I've got a classification problem where my labels are $N\times4$ matrices of probabilities of class membership, and I've got about 1800 covariates. The covariates are mostly granular, in the sense that an additively separable model (like a penalized multinomial logit) probably would work that well.

I also haven't had much luck with using standard multinomial classifiers, after assigning each observation to the highest-probability class -- xgboost and random forest don't find much.

A neural net is the obvious solution, but tuning the hyperparameters is a huge chore that I'd like to avoid if possible. Are there other good options that require less futzing time?

For background, the class probabilities are all weights from a finite mixture model. I trained it and it fits really well, but I'm only just now realizing that I won't know the class weights for new data unless I know their outcomes! D'oh!

  • $\begingroup$ Support vector machines, nearest neighbors, naïve Bayes, Gaussian processes.. $\endgroup$
    – Sycorax
    Commented Sep 3, 2018 at 0:14
  • $\begingroup$ It's worth noting that both xgboost and random forest also require parameter tuning. $\endgroup$
    – Sycorax
    Commented Sep 3, 2018 at 0:23
  • $\begingroup$ @Sycorax nearest neighbors in 1800 dimensions? LOL $\endgroup$ Commented Sep 3, 2018 at 0:25
  • $\begingroup$ A couple questions. 1) Seems like known structure would be relevant to classifier choice, but I didn't understand the statement about granular covariates and additively separable models. Could you expand on that? 2) What did you fit the mixture model to? Was it data in the same 1800-dimensional space as your regressors, or something else? $\endgroup$
    – user20160
    Commented Sep 3, 2018 at 2:20
  • $\begingroup$ @user20160 Granular in the sense that pixels in an image wouldn't form a good additively separable classifier -- it is aggregations of them that create the image. My data isn't image data (it's a regression problem), but it's the same idea. The mixture model actually is a mixture of 4 neural networks with 1800 inputs. I did this after finding evidence that I wasn't capturing subgroup heterogeneity. I don't want to do it again!
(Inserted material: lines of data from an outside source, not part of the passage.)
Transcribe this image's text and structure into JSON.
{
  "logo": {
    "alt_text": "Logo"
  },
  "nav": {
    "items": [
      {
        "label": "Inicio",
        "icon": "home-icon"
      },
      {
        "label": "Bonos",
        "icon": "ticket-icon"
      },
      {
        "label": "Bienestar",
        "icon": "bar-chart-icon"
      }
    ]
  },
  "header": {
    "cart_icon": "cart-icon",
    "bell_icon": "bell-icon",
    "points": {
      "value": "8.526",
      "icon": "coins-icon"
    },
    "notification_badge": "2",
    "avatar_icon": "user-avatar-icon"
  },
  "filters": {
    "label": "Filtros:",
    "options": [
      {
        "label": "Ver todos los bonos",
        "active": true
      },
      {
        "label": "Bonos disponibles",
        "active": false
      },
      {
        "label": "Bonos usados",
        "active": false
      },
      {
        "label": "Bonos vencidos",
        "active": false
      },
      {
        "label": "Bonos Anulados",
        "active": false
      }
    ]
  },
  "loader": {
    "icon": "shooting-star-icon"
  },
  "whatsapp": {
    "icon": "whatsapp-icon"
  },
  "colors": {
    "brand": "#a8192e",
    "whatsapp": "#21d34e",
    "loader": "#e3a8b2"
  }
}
But I might have to. $\endgroup$ Commented Sep 3, 2018 at 11:41

1 Answer 1


If your problem is related to image processing then you may want to look into the rFerns package, the rFerns function is a mix of random forests and naive bayes. It's extremely fast, efficient, and simple to use, plus it was specifically designed for image processing / object recognition.


Your Answer

By clicking “Post Your Answer”, you agree to our terms of service and acknowledge you have read our privacy policy.

Not the answer you're looking for? Browse other questions tagged or ask your own question.